* _Your objective_
Extract all lines that hold "Ayuno" from the records below.

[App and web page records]
——————————
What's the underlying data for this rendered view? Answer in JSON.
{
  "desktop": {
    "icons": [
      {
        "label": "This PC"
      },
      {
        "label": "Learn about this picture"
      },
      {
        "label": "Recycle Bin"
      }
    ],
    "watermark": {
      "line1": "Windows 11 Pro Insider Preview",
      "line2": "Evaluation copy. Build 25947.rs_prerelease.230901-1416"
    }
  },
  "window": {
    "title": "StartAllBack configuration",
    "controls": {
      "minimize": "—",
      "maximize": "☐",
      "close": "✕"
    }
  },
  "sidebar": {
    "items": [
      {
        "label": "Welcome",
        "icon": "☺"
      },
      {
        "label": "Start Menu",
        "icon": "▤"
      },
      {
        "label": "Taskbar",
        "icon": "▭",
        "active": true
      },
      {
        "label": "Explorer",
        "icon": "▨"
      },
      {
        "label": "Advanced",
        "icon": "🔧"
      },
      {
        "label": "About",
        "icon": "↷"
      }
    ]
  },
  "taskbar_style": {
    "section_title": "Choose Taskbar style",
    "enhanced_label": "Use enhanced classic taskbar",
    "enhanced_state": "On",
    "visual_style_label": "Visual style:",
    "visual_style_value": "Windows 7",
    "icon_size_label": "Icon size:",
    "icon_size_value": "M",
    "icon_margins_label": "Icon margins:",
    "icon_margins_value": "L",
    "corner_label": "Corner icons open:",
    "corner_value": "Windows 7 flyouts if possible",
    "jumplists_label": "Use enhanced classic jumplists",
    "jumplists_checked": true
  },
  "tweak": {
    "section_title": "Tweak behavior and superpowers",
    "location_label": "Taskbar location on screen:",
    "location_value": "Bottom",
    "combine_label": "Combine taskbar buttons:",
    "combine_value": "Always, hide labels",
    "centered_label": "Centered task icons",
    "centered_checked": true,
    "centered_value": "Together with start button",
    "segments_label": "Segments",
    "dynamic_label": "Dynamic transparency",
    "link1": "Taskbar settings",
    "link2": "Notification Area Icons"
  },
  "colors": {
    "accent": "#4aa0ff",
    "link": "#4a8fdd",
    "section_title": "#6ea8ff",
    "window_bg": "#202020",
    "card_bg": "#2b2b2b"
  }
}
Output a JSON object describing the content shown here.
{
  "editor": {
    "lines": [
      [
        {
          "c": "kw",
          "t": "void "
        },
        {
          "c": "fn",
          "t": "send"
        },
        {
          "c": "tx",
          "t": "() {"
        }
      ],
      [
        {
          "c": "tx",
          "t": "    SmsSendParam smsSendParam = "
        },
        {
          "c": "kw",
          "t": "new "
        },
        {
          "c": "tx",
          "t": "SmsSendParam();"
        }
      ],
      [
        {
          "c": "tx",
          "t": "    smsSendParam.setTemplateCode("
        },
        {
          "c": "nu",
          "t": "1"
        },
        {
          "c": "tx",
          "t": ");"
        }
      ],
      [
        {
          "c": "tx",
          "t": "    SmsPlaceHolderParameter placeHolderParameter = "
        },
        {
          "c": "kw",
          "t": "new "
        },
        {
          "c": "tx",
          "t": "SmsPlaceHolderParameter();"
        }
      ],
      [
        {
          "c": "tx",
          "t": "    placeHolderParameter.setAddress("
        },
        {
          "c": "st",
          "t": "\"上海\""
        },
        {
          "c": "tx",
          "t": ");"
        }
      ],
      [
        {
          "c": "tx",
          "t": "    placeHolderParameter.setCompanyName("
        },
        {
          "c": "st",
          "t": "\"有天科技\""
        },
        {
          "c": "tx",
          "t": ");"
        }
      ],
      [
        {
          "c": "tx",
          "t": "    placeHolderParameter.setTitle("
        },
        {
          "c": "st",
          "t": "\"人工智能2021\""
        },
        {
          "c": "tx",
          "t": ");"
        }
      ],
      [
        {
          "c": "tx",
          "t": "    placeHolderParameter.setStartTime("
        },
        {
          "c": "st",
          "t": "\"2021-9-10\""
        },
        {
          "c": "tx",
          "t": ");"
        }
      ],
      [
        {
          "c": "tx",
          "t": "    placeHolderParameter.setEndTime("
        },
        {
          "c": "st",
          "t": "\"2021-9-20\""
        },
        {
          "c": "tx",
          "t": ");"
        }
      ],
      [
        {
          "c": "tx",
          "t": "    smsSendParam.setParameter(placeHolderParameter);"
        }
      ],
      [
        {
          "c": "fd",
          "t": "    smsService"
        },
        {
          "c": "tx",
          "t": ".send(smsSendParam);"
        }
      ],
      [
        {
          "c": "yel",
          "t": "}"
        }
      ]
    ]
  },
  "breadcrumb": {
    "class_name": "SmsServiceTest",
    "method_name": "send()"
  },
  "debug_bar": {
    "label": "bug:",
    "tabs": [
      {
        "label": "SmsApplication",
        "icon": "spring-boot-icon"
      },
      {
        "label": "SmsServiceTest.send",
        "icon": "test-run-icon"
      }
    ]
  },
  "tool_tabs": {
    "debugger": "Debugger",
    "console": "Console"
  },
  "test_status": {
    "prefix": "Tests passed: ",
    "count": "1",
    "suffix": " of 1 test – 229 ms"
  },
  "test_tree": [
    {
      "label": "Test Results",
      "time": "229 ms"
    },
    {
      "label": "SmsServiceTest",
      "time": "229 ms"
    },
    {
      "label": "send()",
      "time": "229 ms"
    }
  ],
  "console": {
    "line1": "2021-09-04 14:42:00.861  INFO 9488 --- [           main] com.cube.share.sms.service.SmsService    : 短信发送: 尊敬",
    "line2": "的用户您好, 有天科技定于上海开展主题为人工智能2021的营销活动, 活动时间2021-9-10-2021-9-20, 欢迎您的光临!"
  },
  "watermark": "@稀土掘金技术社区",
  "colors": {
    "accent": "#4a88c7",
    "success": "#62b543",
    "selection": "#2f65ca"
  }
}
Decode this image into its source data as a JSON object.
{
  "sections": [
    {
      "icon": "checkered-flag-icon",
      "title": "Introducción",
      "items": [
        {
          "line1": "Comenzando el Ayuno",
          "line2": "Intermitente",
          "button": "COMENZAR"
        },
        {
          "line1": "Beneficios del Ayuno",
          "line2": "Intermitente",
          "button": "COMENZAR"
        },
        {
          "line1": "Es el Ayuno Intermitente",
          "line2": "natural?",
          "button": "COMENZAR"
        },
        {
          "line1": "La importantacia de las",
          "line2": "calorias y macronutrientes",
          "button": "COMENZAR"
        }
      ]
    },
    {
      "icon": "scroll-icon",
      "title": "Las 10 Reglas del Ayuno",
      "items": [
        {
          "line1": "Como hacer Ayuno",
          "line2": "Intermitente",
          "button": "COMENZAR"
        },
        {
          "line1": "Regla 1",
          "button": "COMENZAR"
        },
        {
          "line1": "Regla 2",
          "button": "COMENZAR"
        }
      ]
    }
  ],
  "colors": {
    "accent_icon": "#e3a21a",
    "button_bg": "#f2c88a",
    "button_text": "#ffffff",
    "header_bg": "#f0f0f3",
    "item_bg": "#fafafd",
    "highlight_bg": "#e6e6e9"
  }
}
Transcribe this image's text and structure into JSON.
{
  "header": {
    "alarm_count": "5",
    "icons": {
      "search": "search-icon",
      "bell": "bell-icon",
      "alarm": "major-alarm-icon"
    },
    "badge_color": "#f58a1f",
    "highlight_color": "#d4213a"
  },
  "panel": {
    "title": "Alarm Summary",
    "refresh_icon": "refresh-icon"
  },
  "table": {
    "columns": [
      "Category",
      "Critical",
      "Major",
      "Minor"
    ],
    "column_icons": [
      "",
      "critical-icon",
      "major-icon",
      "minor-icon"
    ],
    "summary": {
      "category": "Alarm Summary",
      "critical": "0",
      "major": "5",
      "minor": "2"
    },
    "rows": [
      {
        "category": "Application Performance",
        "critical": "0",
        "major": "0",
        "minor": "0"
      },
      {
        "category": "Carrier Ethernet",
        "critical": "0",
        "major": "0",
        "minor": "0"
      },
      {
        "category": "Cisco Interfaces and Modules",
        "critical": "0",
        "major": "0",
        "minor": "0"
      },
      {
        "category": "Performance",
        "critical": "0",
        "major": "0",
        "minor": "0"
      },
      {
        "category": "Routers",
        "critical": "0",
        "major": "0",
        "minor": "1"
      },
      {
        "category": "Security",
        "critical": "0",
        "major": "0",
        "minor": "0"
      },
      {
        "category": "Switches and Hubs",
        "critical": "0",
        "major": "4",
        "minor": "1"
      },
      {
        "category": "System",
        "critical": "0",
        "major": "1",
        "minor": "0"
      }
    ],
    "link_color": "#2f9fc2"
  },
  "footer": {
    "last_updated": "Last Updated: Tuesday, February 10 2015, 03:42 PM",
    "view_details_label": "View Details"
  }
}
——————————
* _Solution for this problem_
          "line1": "Comenzando el Ayuno",
          "line1": "Beneficios del Ayuno",
          "line1": "Es el Ayuno Intermitente",
      "title": "Las 10 Reglas del Ayuno",
          "line1": "Como hacer Ayuno",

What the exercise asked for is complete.